Data listing Block Start
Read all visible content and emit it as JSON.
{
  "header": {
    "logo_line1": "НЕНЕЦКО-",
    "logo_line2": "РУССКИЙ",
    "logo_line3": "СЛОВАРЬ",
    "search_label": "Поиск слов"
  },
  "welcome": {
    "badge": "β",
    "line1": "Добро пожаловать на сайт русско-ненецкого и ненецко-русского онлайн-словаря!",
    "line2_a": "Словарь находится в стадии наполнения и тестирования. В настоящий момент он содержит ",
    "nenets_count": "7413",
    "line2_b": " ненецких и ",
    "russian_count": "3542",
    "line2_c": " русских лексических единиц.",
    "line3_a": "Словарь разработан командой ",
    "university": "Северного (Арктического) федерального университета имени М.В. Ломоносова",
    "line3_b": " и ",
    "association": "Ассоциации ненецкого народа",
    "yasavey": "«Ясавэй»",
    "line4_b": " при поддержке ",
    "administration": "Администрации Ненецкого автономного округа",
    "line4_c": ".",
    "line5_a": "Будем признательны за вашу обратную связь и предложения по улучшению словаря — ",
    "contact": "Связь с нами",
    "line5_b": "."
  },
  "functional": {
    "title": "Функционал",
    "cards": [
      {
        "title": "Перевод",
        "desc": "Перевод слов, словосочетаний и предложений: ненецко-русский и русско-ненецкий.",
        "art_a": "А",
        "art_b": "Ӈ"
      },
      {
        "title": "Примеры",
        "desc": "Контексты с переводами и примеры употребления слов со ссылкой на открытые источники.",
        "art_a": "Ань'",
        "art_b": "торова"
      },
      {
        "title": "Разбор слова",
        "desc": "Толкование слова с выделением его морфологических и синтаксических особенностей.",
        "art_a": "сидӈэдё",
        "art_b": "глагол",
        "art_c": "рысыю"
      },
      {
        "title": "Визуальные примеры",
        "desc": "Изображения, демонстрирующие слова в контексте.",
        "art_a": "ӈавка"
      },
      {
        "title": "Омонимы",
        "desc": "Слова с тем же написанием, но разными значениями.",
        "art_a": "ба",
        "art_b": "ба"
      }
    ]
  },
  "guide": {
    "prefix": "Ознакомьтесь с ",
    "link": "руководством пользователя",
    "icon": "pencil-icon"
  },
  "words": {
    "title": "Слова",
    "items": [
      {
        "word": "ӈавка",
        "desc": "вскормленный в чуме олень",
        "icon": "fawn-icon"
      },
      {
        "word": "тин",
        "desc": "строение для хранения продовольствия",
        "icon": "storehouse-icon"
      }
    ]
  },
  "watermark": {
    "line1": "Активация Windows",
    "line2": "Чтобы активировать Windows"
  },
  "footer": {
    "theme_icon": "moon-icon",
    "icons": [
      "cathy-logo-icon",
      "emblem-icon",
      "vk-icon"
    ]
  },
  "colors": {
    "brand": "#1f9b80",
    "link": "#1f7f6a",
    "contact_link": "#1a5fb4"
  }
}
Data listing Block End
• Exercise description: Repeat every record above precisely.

• Your response:
Read all visible content and emit it as JSON.
{
  "header": {
    "logo_line1": "НЕНЕЦКО-",
    "logo_line2": "РУССКИЙ",
    "logo_line3": "СЛОВАРЬ",
    "search_label": "Поиск слов"
  },
  "welcome": {
    "badge": "β",
    "line1": "Добро пожаловать на сайт русско-ненецкого и ненецко-русского онлайн-словаря!",
    "line2_a": "Словарь находится в стадии наполнения и тестирования. В настоящий момент он содержит ",
    "nenets_count": "7413",
    "line2_b": " ненецких и ",
    "russian_count": "3542",
    "line2_c": " русских лексических единиц.",
    "line3_a": "Словарь разработан командой ",
    "university": "Северного (Арктического) федерального университета имени М.В. Ломоносова",
    "line3_b": " и ",
    "association": "Ассоциации ненецкого народа",
    "yasavey": "«Ясавэй»",
    "line4_b": " при поддержке ",
    "administration": "Администрации Ненецкого автономного округа",
    "line4_c": ".",
    "line5_a": "Будем признательны за вашу обратную связь и предложения по улучшению словаря — ",
    "contact": "Связь с нами",
    "line5_b": "."
  },
  "functional": {
    "title": "Функционал",
    "cards": [
      {
        "title": "Перевод",
        "desc": "Перевод слов, словосочетаний и предложений: ненецко-русский и русско-ненецкий.",
        "art_a": "А",
        "art_b": "Ӈ"
      },
      {
        "title": "Примеры",
        "desc": "Контексты с переводами и примеры употребления слов со ссылкой на открытые источники.",
        "art_a": "Ань'",
        "art_b": "торова"
      },
      {
        "title": "Разбор слова",
        "desc": "Толкование слова с выделением его морфологических и синтаксических особенностей.",
        "art_a": "сидӈэдё",
        "art_b": "глагол",
        "art_c": "рысыю"
      },
      {
        "title": "Визуальные примеры",
        "desc": "Изображения, демонстрирующие слова в контексте.",
        "art_a": "ӈавка"
      },
      {
        "title": "Омонимы",
        "desc": "Слова с тем же написанием, но разными значениями.",
        "art_a": "ба",
        "art_b": "ба"
      }
    ]
  },
  "guide": {
    "prefix": "Ознакомьтесь с ",
    "link": "руководством пользователя",
    "icon": "pencil-icon"
  },
  "words": {
    "title": "Слова",
    "items": [
      {
        "word": "ӈавка",
        "desc": "вскормленный в чуме олень",
        "icon": "fawn-icon"
      },
      {
        "word": "тин",
        "desc": "строение для хранения продовольствия",
        "icon": "storehouse-icon"
      }
    ]
  },
  "watermark": {
    "line1": "Активация Windows",
    "line2": "Чтобы активировать Windows"
  },
  "footer": {
    "theme_icon": "moon-icon",
    "icons": [
      "cathy-logo-icon",
      "emblem-icon",
      "vk-icon"
    ]
  },
  "colors": {
    "brand": "#1f9b80",
    "link": "#1f7f6a",
    "contact_link": "#1a5fb4"
  }
}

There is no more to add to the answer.